Apprentice sought for Leonardo da Vinci!

Following extensive efforts, the Project Development Center, PROGEM, has completed its 'Da Vinci Bridge Documentary', which tells the story of the Golden Horn bridge designed for Istanbul by the famous painter. The debate sparked by the project has continued with the release of the film, which proposes reviving the bridge by mounting a competition to motivate architects.
Regarded as the greatest artist the world has ever seen, Leonardo da Vinci describes the bridge he designed for the Golden Horn in a letter he wrote to the Ottoman Sultan Beyazıd II. Arriving in Istanbul in 1502, the letter languished for centuries in a remote corner of the imperial archives. Only in 1952, exactly 450 years from the date it was received, was it finally understood to have come from Leonardo.

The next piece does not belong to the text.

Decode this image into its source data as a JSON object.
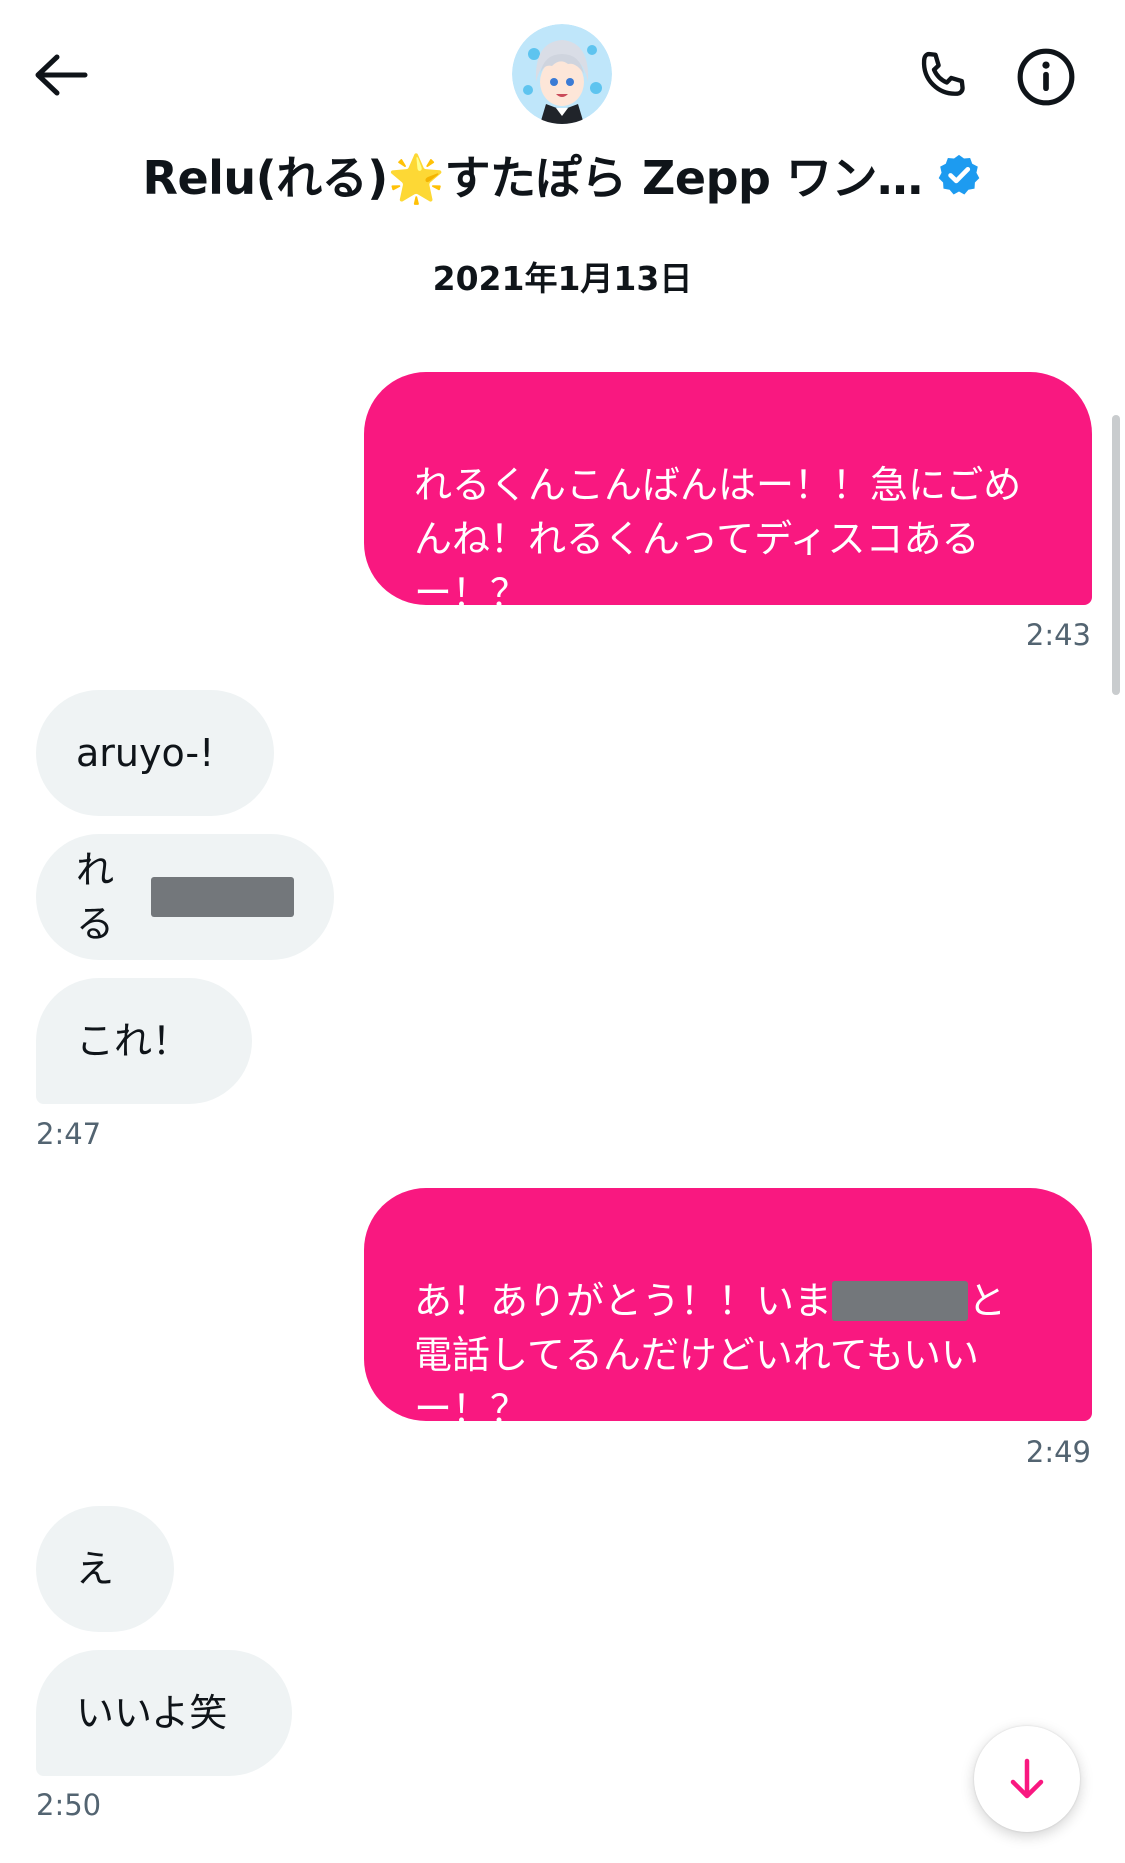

The two different drawings, one of which is a bird's-eye view, are explained in detail in Leonardo's own hand: “The bridge, which stretches from Pera to Constantinople, is 40 braccia (1 meter = 1.64 braccia)  wide, 70 braccia high above the water, and 600 braccia long, in other words, 400 braccia over the water and 200 over land, and thus has its own abutments.”
Once it was realized that the drawings, designed to be the biggest and most beautiful bridge ever seen in the world to that day, were by Leonardo da Vinci, the question arose  as to whether or not it could actually be constructed.  In the end, it was a Norwegian artist, Vebjörn Sand, who first introduced this bridge to the world. In 2001 in the town of Aas near Oslo, Sand had the bridge built, at one-fourth its original size, as a highway overpass. The same artist later drew attention to the problem of global warming by fashioning a model of the bridge out of ice at the South Pole. And last new year's, he created the same bridge, again out of ice, this time on the square in front of the United Nations Headquarters in New York City, his aim again to draw attention to the modern crisis of global warming.
The Da Vinci Bridge Documentary argues that it behooves Turkey to revive the bridge project and proposes that a competition, open to all the world's architects, be mounted to this end.  What architect doesn't dream of entering a competition in memory of Leonardo da Vinci? Of becoming, if you will, the great master's 'apprentice'?